*** Opening Input for this task ***

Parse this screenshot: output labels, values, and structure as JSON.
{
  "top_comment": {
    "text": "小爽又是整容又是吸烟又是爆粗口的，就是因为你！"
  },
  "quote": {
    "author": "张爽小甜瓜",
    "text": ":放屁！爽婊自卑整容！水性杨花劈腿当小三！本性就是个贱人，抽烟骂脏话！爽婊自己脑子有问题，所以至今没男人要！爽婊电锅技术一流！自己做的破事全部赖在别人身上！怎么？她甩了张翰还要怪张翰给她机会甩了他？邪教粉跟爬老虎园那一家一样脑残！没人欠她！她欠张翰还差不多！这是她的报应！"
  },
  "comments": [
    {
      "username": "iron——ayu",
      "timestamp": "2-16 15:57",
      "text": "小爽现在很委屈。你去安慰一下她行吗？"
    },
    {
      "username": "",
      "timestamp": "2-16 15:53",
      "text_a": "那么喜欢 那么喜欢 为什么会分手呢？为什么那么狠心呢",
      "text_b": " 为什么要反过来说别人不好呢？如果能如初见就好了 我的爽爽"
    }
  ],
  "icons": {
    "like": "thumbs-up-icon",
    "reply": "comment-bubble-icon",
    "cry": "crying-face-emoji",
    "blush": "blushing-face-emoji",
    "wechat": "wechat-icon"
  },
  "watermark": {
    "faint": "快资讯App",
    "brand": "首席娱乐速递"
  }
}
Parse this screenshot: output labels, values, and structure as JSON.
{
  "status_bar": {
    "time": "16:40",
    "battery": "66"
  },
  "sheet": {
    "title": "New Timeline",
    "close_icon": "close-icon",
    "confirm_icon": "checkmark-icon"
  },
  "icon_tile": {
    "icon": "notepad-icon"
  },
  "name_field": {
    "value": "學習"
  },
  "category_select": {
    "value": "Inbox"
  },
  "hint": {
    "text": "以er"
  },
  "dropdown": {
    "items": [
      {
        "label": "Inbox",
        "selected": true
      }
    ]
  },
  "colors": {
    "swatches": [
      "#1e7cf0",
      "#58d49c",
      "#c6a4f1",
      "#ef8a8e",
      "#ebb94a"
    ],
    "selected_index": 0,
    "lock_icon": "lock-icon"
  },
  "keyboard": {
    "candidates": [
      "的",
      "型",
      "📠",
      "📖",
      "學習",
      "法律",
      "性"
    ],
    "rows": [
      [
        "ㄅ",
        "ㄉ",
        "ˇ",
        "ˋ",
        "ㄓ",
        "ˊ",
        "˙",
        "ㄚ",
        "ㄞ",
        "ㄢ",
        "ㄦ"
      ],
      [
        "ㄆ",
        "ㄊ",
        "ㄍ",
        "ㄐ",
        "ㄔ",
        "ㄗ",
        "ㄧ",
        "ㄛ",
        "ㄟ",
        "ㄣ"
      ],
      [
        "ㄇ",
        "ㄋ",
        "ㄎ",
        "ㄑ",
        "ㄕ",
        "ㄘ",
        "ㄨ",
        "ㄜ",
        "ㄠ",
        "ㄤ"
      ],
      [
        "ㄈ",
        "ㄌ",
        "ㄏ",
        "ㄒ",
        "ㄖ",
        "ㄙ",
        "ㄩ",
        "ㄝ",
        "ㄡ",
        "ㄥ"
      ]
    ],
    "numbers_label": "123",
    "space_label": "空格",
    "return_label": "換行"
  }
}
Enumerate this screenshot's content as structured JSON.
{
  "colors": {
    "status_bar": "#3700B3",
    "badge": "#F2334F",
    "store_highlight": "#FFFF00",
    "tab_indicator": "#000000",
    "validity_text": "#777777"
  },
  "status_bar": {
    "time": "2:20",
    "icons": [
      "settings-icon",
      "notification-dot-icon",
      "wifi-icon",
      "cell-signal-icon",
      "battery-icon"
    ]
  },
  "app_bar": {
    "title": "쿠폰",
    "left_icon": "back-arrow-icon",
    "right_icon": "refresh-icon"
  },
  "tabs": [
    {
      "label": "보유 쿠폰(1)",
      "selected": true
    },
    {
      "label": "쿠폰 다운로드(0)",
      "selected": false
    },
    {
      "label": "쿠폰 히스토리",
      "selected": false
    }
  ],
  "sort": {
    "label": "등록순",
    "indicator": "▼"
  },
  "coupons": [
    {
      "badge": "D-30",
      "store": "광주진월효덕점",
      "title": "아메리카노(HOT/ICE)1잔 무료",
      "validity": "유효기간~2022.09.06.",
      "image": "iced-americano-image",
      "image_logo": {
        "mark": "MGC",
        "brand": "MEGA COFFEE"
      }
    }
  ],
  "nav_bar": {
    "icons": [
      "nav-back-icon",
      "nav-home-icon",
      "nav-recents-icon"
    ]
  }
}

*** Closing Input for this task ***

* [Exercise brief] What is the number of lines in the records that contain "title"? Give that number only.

* [Answer to this problem] 3